The answer to the question of why we are still here is because I/we believe in the Church. I want to articulate that a little, because, a lot of people look at me sideways like I’m a raging catholic or something when I say that. So let me clarify.
When I say that I believe in the Church, I don’t mean the institutional church, that is, the power structures, or the institution itself, I mean the Catholic Church. And when I say Catholic Church I don’t mean the Roman Catholic Church, I mean the worldwide fellowship of believers everywhere, who are members of God’s family – those who make up the body of Christ worldwide.
But even then, I think we can get into trouble. I have been in a situation (many situations) where people in the church have let me down, have hurt me, and have been deliberately mean towards me. I’m sure that you’ve found the same – if you’ve been in church, you’ve been hurt by people who were supposed to be your brothers and sisters. You’ve felt let down, disappointed by the hurt you’ve felt in what was supposed to be a healing community, and frustrated at the lack of a voice you’ve had in the face of these disappointments.

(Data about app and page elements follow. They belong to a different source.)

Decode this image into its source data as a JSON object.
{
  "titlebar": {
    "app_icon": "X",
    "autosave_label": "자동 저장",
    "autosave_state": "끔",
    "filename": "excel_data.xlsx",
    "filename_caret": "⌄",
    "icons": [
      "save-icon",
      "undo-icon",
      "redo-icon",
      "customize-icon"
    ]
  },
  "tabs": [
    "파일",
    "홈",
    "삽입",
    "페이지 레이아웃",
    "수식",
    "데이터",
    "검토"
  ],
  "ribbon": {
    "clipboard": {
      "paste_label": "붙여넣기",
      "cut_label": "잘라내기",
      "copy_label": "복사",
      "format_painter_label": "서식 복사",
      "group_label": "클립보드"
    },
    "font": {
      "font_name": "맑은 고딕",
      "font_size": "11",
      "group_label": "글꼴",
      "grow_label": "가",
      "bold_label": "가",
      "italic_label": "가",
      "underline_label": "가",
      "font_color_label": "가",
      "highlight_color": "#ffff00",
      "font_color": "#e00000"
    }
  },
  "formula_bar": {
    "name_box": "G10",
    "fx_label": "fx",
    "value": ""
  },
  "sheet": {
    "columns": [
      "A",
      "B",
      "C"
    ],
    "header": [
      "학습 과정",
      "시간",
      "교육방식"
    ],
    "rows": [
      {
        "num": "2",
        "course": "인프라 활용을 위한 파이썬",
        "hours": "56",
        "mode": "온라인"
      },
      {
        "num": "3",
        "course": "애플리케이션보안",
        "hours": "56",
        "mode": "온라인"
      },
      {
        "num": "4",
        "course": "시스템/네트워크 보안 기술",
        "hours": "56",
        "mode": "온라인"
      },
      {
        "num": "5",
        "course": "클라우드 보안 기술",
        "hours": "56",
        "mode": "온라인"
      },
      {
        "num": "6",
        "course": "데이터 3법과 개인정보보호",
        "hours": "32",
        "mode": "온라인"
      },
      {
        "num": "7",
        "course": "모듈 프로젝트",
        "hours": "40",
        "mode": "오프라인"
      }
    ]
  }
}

One thing I have discovered over the last 15 years is that there is no such thing as a perfect church.
This is the reality of the world we live in – a broken and fallen one. I’m not here to advocate for going to a particular church, or that a particular way of doing church is right, what I am saying is that you are a part of the church – the body of Christ – if you are a Christian, you can’t escape the Church, it’s wherever you are!
One thing you will learn about me, is that I really enjoy church history, especially the Early Church (before the Edict of Milan).
What you find as you study the history of Christianity is that the Church has faced the same stuff for the last 2000 years.
So, when we look around the church, and we see people who are hurting others, who are frustrating us, who are being unfaithful to the call that God has for us, this is nothing new.
There were two schisms in the early church that dealt with this. The first was called the Novationist schism, and had to do with letting people back in after they had renounced the faith during times of persecution – the lapsed, they were called. There was one group that didn’t want them back in under any circumstances! #Gracious!!!
The second had to do with the Donatists, who felt that those priests and bishops who had handed over books to be burned, and named other Christians as followers of Jesus during times of persecution, could not be allowed to be ordained, their ministry was invalid, and they had to be stood down, because God could not work through them – they were too sinful!
Saint Augustine wrote extensively about the Donatists, and, in defence of the church looked to passages in Matthew to talk about the church, and he coined this idea of the invisible church, which is the church as God sees it, those who are faithful, those who are true, it does not include everyone who is in the church that we can see around us, because that is like the field of wheat and weeds, or the sheep and the goats. We will take a look at those passages in our next post in this series.